• **Data entries**

• • • •

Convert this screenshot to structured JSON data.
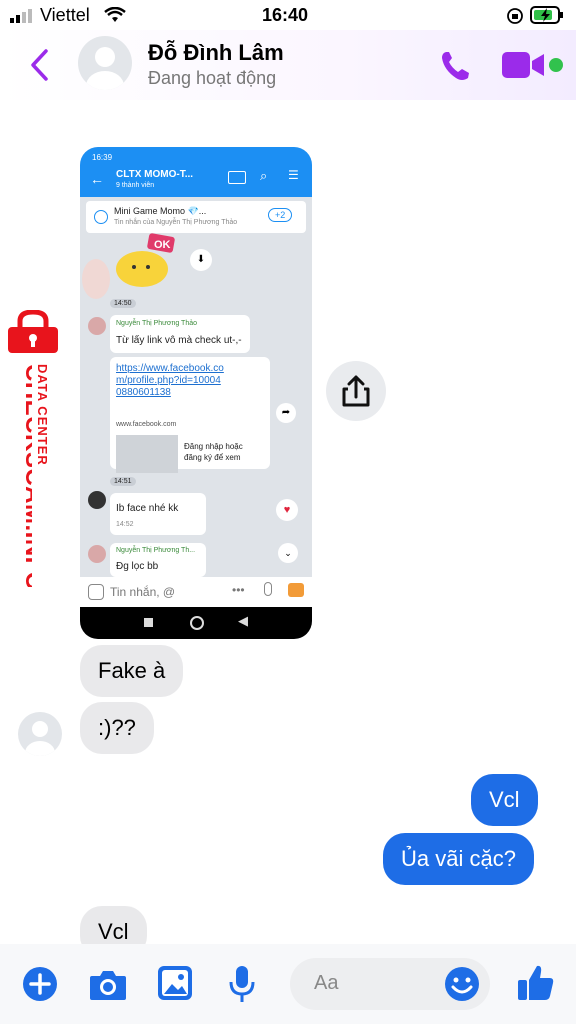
{
  "status_bar": {
    "carrier": "Viettel",
    "time": "16:40"
  },
  "header": {
    "name": "Đỗ Đình Lâm",
    "status": "Đang hoạt động"
  },
  "screenshot": {
    "time": "16:39",
    "group_name": "CLTX MOMO-T...",
    "member_count": "9 thành viên",
    "pinned_title": "Mini Game Momo 💎...",
    "pinned_sub": "Tin nhắn của Nguyễn Thị Phương Thảo",
    "pinned_badge": "+2",
    "sticker_text": "OK",
    "time1": "14:50",
    "sender1": "Nguyễn Thị Phương Thảo",
    "msg1": "Từ lấy link vô mà check ut-,-",
    "link": "https://www.facebook.com/profile.php?id=100040880601138",
    "link_domain": "www.facebook.com",
    "link_preview": "Đăng nhập hoặc đăng ký để xem",
    "time2": "14:51",
    "msg2": "Ib face nhé kk",
    "msg2_time": "14:52",
    "sender2": "Nguyễn Thị Phương Th...",
    "msg3": "Đg lọc bb",
    "composer_placeholder": "Tin nhắn, @"
  },
  "watermark": {
    "brand": "CHECKSCAM.INFO",
    "sub": "DATA CENTER"
  },
  "messages": [
    {
      "dir": "in",
      "text": "Fake à"
    },
    {
      "dir": "in",
      "text": ":)??"
    },
    {
      "dir": "out",
      "text": "Vcl"
    },
    {
      "dir": "out",
      "text": "Ủa vãi cặc?"
    },
    {
      "dir": "in",
      "text": "Vcl"
    }
  ],
  "composer": {
    "placeholder": "Aa"
  },
  "colors": {
    "accent": "#9b2bea",
    "messenger_blue": "#1e6de6",
    "zalo_blue": "#1c8ff3",
    "watermark_red": "#e8141c"
  }
}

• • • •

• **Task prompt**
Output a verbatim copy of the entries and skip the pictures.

• **Output for this task**
Convert this screenshot to structured JSON data.
{
  "status_bar": {
    "carrier": "Viettel",
    "time": "16:40"
  },
  "header": {
    "name": "Đỗ Đình Lâm",
    "status": "Đang hoạt động"
  },
  "screenshot": {
    "time": "16:39",
    "group_name": "CLTX MOMO-T...",
    "member_count": "9 thành viên",
    "pinned_title": "Mini Game Momo 💎...",
    "pinned_sub": "Tin nhắn của Nguyễn Thị Phương Thảo",
    "pinned_badge": "+2",
    "sticker_text": "OK",
    "time1": "14:50",
    "sender1": "Nguyễn Thị Phương Thảo",
    "msg1": "Từ lấy link vô mà check ut-,-",
    "link": "https://www.facebook.com/profile.php?id=100040880601138",
    "link_domain": "www.facebook.com",
    "link_preview": "Đăng nhập hoặc đăng ký để xem",
    "time2": "14:51",
    "msg2": "Ib face nhé kk",
    "msg2_time": "14:52",
    "sender2": "Nguyễn Thị Phương Th...",
    "msg3": "Đg lọc bb",
    "composer_placeholder": "Tin nhắn, @"
  },
  "watermark": {
    "brand": "CHECKSCAM.INFO",
    "sub": "DATA CENTER"
  },
  "messages": [
    {
      "dir": "in",
      "text": "Fake à"
    },
    {
      "dir": "in",
      "text": ":)??"
    },
    {
      "dir": "out",
      "text": "Vcl"
    },
    {
      "dir": "out",
      "text": "Ủa vãi cặc?"
    },
    {
      "dir": "in",
      "text": "Vcl"
    }
  ],
  "composer": {
    "placeholder": "Aa"
  },
  "colors": {
    "accent": "#9b2bea",
    "messenger_blue": "#1e6de6",
    "zalo_blue": "#1c8ff3",
    "watermark_red": "#e8141c"
  }
}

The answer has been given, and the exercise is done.